A lot of earthworms, slugs, and snails are known to carry parasites. It’s certainly something you need to be aware of, but there really isn’t much you can do to prevent it.
There's one parasite, in particular, you may have heard of which causes some serious problems for chickens, and that's gapeworm.
Gapeworm is a type of roundworm that attaches itself to the inside of a chicken's trachea. It really is as uncomfortable as it sounds, often making a rattling noise as chickens gasp for breath.
Still, as distressing as it is to see a chicken with gapeworm or some of the other parasites don't let this deter you from allowing your chickens to free-range and forage the nightcrawlers.
It’s for this reason that a lot of owners will not buy or collect a large number of worms and deliberately feed them to their chickens.
Should You Let Your Chickens Forage for Bugs?
Insects and bugs in general are a great source of nutrition for chickens and most animals. They’re rich in protein and have a well-balanced profile of amino acids, minerals, and vitamins.
Pound for pound, it’s hard to beat the nutritional value of insects with commercial feeds. Although, chickens do need commercial feeds to meet certain nutritional requirements.
Not only are they great from a nutritional standpoint, scratching around and foraging for bugs is a completely natural behavior that chickens love spending their days doing.
Free-range chickens are happy chickens. The more space you can give them to roam and search for bugs the better.
Chickens have survived for thousands of years in the wild foraging off the land. I know domesticated breeds are different from the wild jungle fowl, but their love for munching bugs is not.
Backyard Bugs and Insects That Are Safe for Chickens

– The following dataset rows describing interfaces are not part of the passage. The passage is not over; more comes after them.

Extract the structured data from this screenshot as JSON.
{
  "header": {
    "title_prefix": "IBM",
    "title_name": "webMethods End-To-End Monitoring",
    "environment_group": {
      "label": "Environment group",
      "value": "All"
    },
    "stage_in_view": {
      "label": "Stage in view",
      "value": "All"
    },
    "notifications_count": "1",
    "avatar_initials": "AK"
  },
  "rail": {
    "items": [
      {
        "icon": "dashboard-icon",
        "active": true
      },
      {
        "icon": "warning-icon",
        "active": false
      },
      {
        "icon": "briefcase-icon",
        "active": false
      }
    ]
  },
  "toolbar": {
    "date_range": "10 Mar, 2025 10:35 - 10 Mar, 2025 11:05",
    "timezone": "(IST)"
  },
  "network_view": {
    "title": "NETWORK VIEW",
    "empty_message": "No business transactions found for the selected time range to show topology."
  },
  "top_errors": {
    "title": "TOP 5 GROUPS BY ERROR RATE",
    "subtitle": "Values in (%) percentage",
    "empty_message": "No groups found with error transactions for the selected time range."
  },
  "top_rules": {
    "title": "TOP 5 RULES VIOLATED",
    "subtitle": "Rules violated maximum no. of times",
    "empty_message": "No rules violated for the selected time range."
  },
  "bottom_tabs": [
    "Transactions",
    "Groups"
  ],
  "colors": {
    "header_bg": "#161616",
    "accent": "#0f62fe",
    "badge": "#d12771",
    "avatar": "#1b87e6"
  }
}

There are all kinds of bugs, insects, and creepy crawlies that are great for chickens in most yards - far more than you are probably aware of.
It’s fine for chickens to eat just about anything that moves. If there are exceptions, like poisonous or toxic creatures, I’m sure you’ll be well aware of them as you’re avoiding them, too.

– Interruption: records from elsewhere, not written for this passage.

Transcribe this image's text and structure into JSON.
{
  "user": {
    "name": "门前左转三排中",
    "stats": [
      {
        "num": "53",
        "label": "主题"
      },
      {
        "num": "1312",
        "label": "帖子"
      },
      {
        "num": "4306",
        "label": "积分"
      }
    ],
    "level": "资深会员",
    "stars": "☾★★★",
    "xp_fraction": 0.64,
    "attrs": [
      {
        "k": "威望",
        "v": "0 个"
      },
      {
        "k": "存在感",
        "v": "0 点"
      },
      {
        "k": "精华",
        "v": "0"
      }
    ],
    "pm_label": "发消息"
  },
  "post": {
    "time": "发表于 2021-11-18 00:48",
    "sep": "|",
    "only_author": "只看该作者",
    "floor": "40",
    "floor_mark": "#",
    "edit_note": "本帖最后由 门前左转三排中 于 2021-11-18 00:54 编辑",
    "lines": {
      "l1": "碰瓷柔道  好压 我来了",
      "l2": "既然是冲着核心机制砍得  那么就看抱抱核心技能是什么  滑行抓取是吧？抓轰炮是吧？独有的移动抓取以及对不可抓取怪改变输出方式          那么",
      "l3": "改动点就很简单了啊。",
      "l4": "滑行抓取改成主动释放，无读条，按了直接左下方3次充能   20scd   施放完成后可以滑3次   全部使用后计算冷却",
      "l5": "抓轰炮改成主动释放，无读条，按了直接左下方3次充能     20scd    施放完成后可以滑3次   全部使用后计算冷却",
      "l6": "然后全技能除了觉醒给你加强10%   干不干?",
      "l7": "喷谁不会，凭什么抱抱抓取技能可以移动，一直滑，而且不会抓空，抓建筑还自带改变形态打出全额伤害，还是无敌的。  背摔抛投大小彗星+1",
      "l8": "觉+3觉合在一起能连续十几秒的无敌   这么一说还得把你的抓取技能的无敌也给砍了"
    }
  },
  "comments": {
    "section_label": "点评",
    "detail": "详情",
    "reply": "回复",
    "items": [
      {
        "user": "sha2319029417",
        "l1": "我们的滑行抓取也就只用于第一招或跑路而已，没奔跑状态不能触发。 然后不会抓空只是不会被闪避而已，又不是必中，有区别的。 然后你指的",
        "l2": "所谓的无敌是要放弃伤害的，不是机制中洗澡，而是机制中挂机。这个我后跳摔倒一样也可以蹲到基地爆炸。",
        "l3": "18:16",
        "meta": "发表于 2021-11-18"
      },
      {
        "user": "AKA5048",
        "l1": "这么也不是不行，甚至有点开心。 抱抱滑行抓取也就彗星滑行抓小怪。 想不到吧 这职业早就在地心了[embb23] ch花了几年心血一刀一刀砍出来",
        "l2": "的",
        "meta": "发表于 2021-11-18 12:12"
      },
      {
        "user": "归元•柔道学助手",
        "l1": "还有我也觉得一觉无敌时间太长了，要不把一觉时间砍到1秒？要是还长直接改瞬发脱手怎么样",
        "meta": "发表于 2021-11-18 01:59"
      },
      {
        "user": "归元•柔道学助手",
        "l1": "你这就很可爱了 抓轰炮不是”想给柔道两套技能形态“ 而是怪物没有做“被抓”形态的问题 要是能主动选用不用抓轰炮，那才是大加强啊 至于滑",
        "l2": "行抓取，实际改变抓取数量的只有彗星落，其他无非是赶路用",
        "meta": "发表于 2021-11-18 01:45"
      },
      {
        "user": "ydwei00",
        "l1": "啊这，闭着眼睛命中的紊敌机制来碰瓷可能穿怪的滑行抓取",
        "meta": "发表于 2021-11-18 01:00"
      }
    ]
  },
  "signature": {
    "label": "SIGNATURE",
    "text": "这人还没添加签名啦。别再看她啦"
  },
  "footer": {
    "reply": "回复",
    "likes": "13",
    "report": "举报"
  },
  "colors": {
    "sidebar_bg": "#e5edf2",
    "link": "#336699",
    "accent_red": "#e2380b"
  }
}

To give you a better idea, here is a list of some of the most common creatures chickens eat:
- Slugs and snails
- Grasshoppers and crickets

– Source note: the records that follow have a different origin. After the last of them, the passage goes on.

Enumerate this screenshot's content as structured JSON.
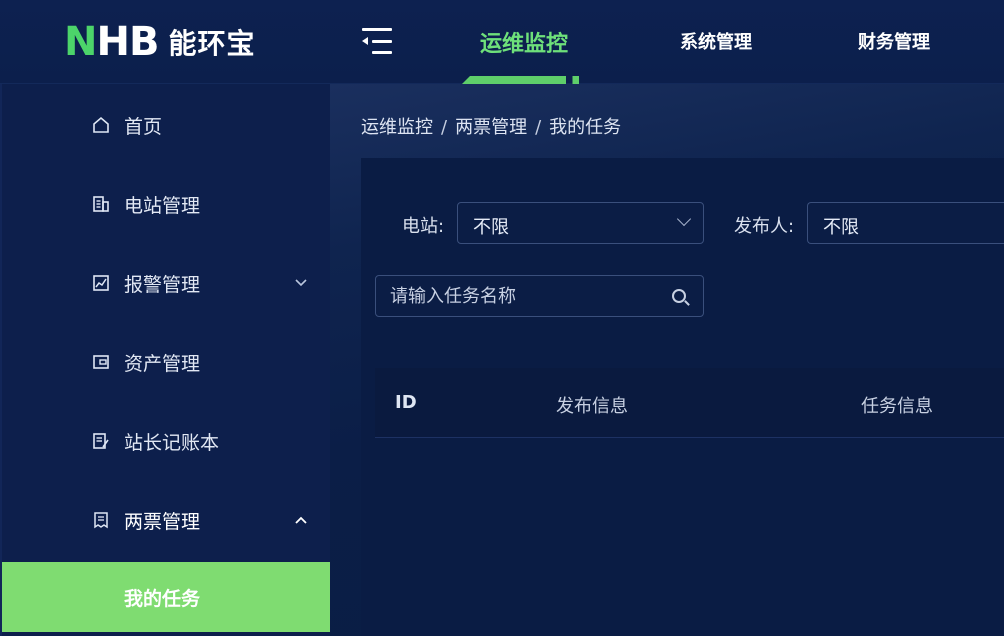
{
  "brand": {
    "logo_letters": "HB",
    "logo_n": "N",
    "name_cn": "能环宝"
  },
  "topnav": {
    "tabs": [
      {
        "label": "运维监控",
        "active": true
      },
      {
        "label": "系统管理",
        "active": false
      },
      {
        "label": "财务管理",
        "active": false
      }
    ]
  },
  "sidebar": {
    "items": [
      {
        "label": "首页",
        "icon": "home-icon"
      },
      {
        "label": "电站管理",
        "icon": "building-icon"
      },
      {
        "label": "报警管理",
        "icon": "chart-alarm-icon",
        "chevron": "down"
      },
      {
        "label": "资产管理",
        "icon": "wallet-icon"
      },
      {
        "label": "站长记账本",
        "icon": "notebook-icon"
      },
      {
        "label": "两票管理",
        "icon": "ticket-icon",
        "chevron": "up"
      }
    ],
    "sub_item": {
      "label": "我的任务"
    }
  },
  "breadcrumb": {
    "items": [
      "运维监控",
      "两票管理",
      "我的任务"
    ],
    "separator": "/"
  },
  "filters": {
    "station_label": "电站:",
    "station_value": "不限",
    "publisher_label": "发布人:",
    "publisher_value": "不限",
    "search_placeholder": "请输入任务名称"
  },
  "table": {
    "columns": [
      "ID",
      "发布信息",
      "任务信息"
    ]
  },
  "colors": {
    "accent": "#6ee07a",
    "active_item_bg": "#7fdc71",
    "background": "#0c1e47"
  }
}
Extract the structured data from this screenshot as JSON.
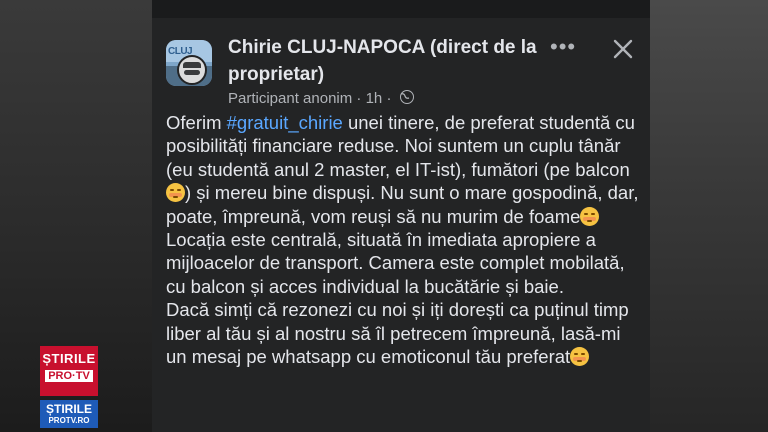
{
  "post": {
    "group_name": "Chirie CLUJ-NAPOCA (direct de la proprietar)",
    "author": "Participant anonim",
    "time": "1h",
    "privacy_icon": "globe-icon",
    "more_icon": "more-options-icon",
    "close_icon": "close-icon",
    "hashtag": "#gratuit_chirie",
    "avatar_text": "CLUJ",
    "text_1_before": "Oferim ",
    "text_1_after": " unei tinere, de preferat studentă cu posibilități financiare reduse. Noi suntem un cuplu tânăr (eu studentă anul 2 master, el IT-ist), fumători (pe balcon ",
    "text_1_after2": ") și mereu bine dispuși. Nu sunt o mare gospodină, dar, poate, împreună, vom reuși să nu murim de foame",
    "text_2": "Locația este centrală, situată în imediata apropiere a mijloacelor de transport. Camera este complet mobilată, cu balcon și acces individual la bucătărie și baie.",
    "text_3": "Dacă simți că rezonezi cu noi și iți dorești ca puținul timp liber al tău și al nostru să îl petrecem împreună, lasă-mi un mesaj pe whatsapp cu emoticonul tău preferat"
  },
  "watermark": {
    "line1": "ȘTIRILE",
    "line2": "PRO·TV",
    "line3": "ȘTIRILE",
    "line4": "PROTV.RO"
  },
  "colors": {
    "panel": "#232425",
    "text": "#e4e6eb",
    "secondary": "#b0b3b8",
    "link": "#5aa7ff",
    "brand_red": "#c8102e",
    "brand_blue": "#1e5bb8"
  }
}
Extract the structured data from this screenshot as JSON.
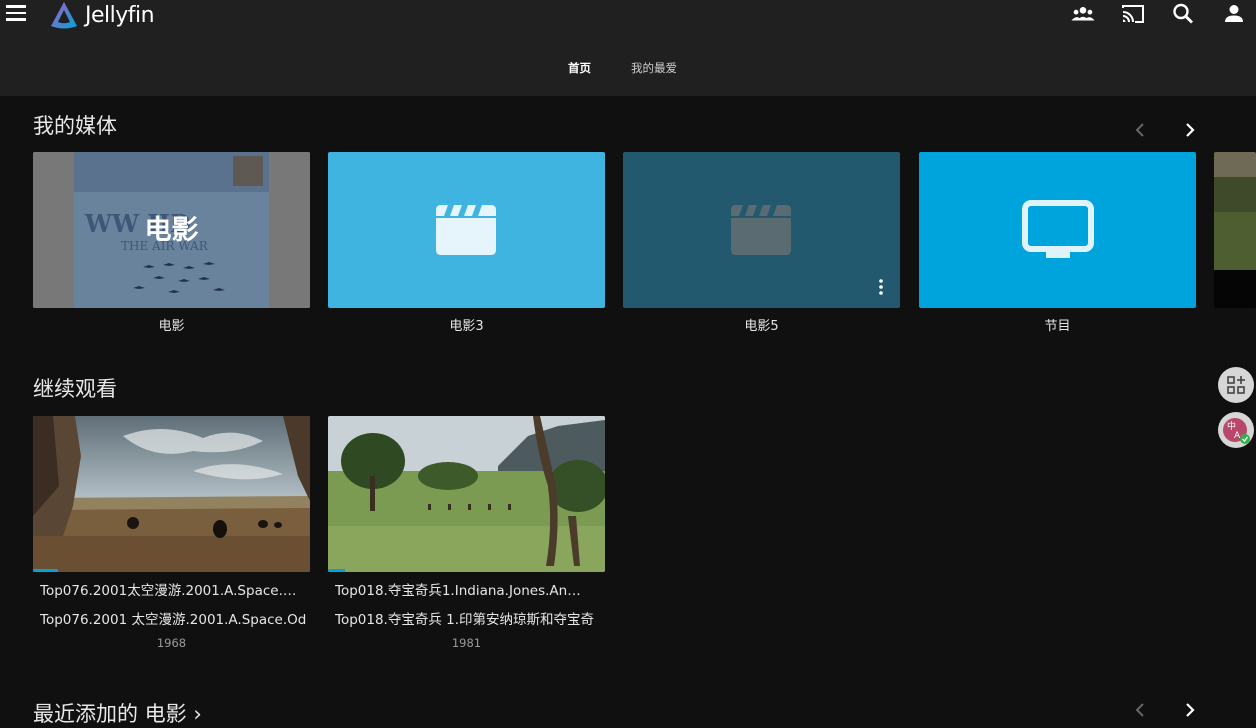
{
  "app": {
    "name": "Jellyfin"
  },
  "header": {
    "menu_icon": "hamburger-menu-icon",
    "icons": [
      "users-icon",
      "cast-icon",
      "search-icon",
      "user-icon"
    ]
  },
  "tabs": [
    {
      "label": "首页",
      "active": true
    },
    {
      "label": "我的最爱",
      "active": false
    }
  ],
  "my_media": {
    "title": "我的媒体",
    "items": [
      {
        "label": "电影",
        "overlay": "电影",
        "kind": "poster"
      },
      {
        "label": "电影3",
        "kind": "clapper",
        "color": "#3fb4e0"
      },
      {
        "label": "电影5",
        "kind": "clapper",
        "color": "#22596e"
      },
      {
        "label": "节目",
        "kind": "tv",
        "color": "#00a4dc"
      }
    ]
  },
  "continue_watching": {
    "title": "继续观看",
    "items": [
      {
        "title": "Top076.2001太空漫游.2001.A.Space.…",
        "subtitle": "Top076.2001 太空漫游.2001.A.Space.Od",
        "year": "1968",
        "progress": 0.09
      },
      {
        "title": "Top018.夺宝奇兵1.Indiana.Jones.An…",
        "subtitle": "Top018.夺宝奇兵 1.印第安纳琼斯和夺宝奇",
        "year": "1981",
        "progress": 0.06
      }
    ]
  },
  "recent": {
    "title": "最近添加的 电影 ›"
  },
  "colors": {
    "accent": "#00a4dc",
    "topbar": "#202020",
    "background": "#101010"
  }
}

- Stink bugs
- Small reptiles like lizards
- .. the list is endless.
The best part – it’s a win-win. Your chickens get tasty, protein-rich snacks, and you get free pest control!
Some variation in a chicken’s diet is a good thing. You should be aiming to meet around 90% of your chicken’s diet with a commercial feed, and the other 10% with table scars, leftovers, and anything else they can find.
Earthworms like nightcrawlers are great for soil, and they also make a great snack for chickens.
I covered the potential risks above, but this is something to be mindful of rather than to be scared of.
The bottom line is that nightcrawlers and other earthworms are fine for chickens. In fact, it's a lot of fun watching them tug and stretch worms as they pull them out of the ground.
When they do get one, you’ll often see hens running around having fun chasing each other like they’ve just landed a prize catch - it’s really funny.
Image credits - Photo by Matt Briney on Unsplash